REQUIRED ACTION:
Below are records; give the number of their lines that hold the word "transcript", and write nothing more.
**** DATA TO USE
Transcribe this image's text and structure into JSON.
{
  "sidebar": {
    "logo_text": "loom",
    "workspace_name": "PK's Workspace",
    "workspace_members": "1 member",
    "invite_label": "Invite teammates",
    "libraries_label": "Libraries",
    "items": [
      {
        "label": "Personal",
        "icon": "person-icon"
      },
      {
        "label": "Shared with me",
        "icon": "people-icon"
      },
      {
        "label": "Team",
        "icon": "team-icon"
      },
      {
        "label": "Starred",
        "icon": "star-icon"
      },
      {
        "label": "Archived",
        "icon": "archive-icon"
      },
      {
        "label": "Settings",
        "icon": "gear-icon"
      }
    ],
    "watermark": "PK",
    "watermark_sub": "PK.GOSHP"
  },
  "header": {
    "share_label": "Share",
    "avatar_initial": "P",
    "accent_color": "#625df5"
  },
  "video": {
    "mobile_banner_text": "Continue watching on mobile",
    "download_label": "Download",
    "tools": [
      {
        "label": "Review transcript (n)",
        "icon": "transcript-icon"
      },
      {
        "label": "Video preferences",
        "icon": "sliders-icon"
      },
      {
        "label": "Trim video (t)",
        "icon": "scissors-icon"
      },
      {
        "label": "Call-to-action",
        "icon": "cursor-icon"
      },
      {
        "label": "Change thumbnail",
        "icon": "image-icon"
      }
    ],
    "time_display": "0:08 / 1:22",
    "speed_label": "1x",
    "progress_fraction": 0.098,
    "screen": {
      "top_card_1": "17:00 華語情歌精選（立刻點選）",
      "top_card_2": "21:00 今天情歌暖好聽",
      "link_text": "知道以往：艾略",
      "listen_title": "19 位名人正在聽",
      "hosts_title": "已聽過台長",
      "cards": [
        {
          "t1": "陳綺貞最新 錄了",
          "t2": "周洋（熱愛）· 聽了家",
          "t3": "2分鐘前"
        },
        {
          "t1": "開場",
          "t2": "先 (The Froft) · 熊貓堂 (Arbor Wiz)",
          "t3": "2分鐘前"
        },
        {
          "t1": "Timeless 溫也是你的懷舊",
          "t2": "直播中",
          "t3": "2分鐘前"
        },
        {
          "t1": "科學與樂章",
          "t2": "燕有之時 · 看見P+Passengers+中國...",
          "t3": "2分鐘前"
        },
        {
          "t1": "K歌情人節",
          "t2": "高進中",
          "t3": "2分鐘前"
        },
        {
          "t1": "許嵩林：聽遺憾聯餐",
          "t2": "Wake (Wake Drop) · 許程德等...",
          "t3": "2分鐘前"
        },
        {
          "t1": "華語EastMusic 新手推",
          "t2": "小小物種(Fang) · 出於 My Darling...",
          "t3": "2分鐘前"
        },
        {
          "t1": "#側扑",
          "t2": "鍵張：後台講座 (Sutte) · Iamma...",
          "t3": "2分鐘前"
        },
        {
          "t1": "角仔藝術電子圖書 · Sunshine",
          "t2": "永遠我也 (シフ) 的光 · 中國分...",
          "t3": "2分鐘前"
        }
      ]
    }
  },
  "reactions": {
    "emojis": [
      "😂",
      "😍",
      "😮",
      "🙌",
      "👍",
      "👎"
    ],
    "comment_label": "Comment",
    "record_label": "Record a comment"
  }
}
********
REPLY:
2